Air travel is nearly identical today as it was in the 1960s- in fact many 1960s airframes are still in use. Some cars drive themselves, some use electricity, but they don't fly. Hovercraft are not consumer products. Pops doesn't take the minicopter to work every day. There are some very interesting bullet and maglev trains out there, but that's old technology and most commuter trains still use diesel or electric engines.
Some of the futuristic technology that does make it to market fails simply because it offers an awkward consumer experience- Google Glass has been discontinued, for instance. Others- such as virtual reality- require such labor-intensive market prep that they become financially untenable.
You may have noticed you don't hear much about Transhumanism lately. Again, another case of concept failing when it came to the application stage. The Singularity may well come, but unless major breakthroughs are made, breakthroughs that require sums of money there's no evidence are being spent, it will come and go without us. 
Who really wants to go first when you think about, being carved up like a turkey in hopes of some promised digital immortality?
For the foreseeable future, we'll still be fragile bags of meat, subject to the same limitations- and not a few new ones- that our ancestors were. This probably helps to account for the continuing popularity of the superhero mythos, as well as the popularity of genres like urban fantasy, while science fiction itself recedes to a small and increasingly fractious priesthood. 
Hell, even the growing popularity of Gnosticism is a byproduct of the Atom's dictatorial rule. I mean, they called it first, didn't they?
How to deal with the tyranny of the Atom is going to be a major conundrum. It's going to take the best minds of the future to overcome, and it probably won't be an elective debate. I think circumstances will force us to confront these issues once and for all. We haven't changed our basic, workaday technology- not really- because it's been easier not to. 

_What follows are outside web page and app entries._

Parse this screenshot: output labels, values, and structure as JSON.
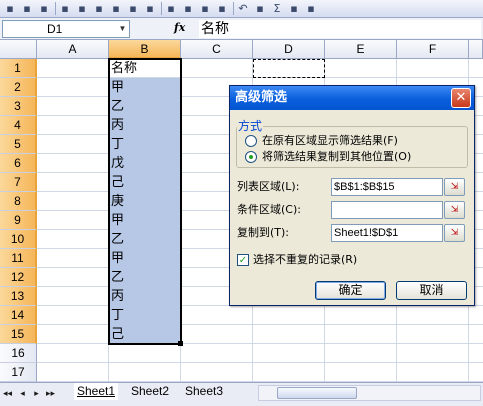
{
  "toolbar": {
    "icons": [
      "new-icon",
      "open-icon",
      "save-icon",
      "permission-icon",
      "email-icon",
      "print-icon",
      "preview-icon",
      "spelling-icon",
      "research-icon",
      "cut-icon",
      "copy-icon",
      "paste-icon",
      "format-painter-icon",
      "undo-icon",
      "hyperlink-icon",
      "autosum-icon",
      "sort-ascending-icon",
      "sort-descending-icon"
    ],
    "glyphs": {
      "undo": "↶",
      "autosum": "Σ",
      "dropdown": "▾"
    }
  },
  "formula_bar": {
    "name_box": "D1",
    "fx_label": "fx",
    "content": "名称"
  },
  "columns": [
    "A",
    "B",
    "C",
    "D",
    "E",
    "F"
  ],
  "rows": [
    "1",
    "2",
    "3",
    "4",
    "5",
    "6",
    "7",
    "8",
    "9",
    "10",
    "11",
    "12",
    "13",
    "14",
    "15",
    "16",
    "17"
  ],
  "column_b_values": [
    "名称",
    "甲",
    "乙",
    "丙",
    "丁",
    "戊",
    "己",
    "庚",
    "甲",
    "乙",
    "甲",
    "乙",
    "丙",
    "丁",
    "己"
  ],
  "sheet_tabs": {
    "nav": [
      "◂◂",
      "◂",
      "▸",
      "▸▸"
    ],
    "tabs": [
      "Sheet1",
      "Sheet2",
      "Sheet3"
    ],
    "active": "Sheet1"
  },
  "dialog": {
    "title": "高级筛选",
    "close_glyph": "✕",
    "method_group": "方式",
    "radio_in_place": "在原有区域显示筛选结果(F)",
    "radio_copy": "将筛选结果复制到其他位置(O)",
    "list_range_label": "列表区域(L):",
    "list_range_value": "$B$1:$B$15",
    "criteria_range_label": "条件区域(C):",
    "criteria_range_value": "",
    "copy_to_label": "复制到(T):",
    "copy_to_value": "Sheet1!$D$1",
    "unique_records_label": "选择不重复的记录(R)",
    "unique_records_checked": true,
    "ok_label": "确定",
    "cancel_label": "取消",
    "range_button_glyph": "⇲"
  }
}
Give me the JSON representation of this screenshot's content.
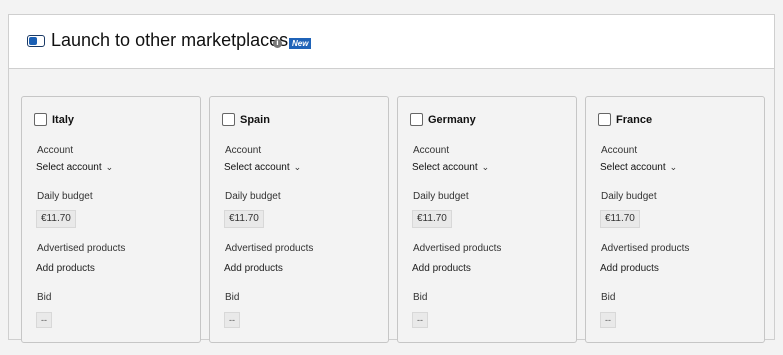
{
  "header": {
    "title": "Launch to other marketplaces",
    "badge": "New",
    "info_icon": "i"
  },
  "labels": {
    "account": "Account",
    "select_account": "Select account",
    "daily_budget": "Daily budget",
    "advertised_products": "Advertised products",
    "add_products": "Add products",
    "bid": "Bid"
  },
  "marketplaces": [
    {
      "name": "Italy",
      "budget": "€11.70",
      "bid": "--",
      "checked": false
    },
    {
      "name": "Spain",
      "budget": "€11.70",
      "bid": "--",
      "checked": false
    },
    {
      "name": "Germany",
      "budget": "€11.70",
      "bid": "--",
      "checked": false
    },
    {
      "name": "France",
      "budget": "€11.70",
      "bid": "--",
      "checked": false
    }
  ],
  "icons": {
    "toggle": "toggle-icon",
    "chevron": "chevron-down-icon",
    "info": "info-icon"
  },
  "colors": {
    "accent": "#1f63b8",
    "background": "#f3f3f3"
  }
}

That most likely will not be an option in the near future.

UPDATE: Well, we're getting Pluto. After a fashion.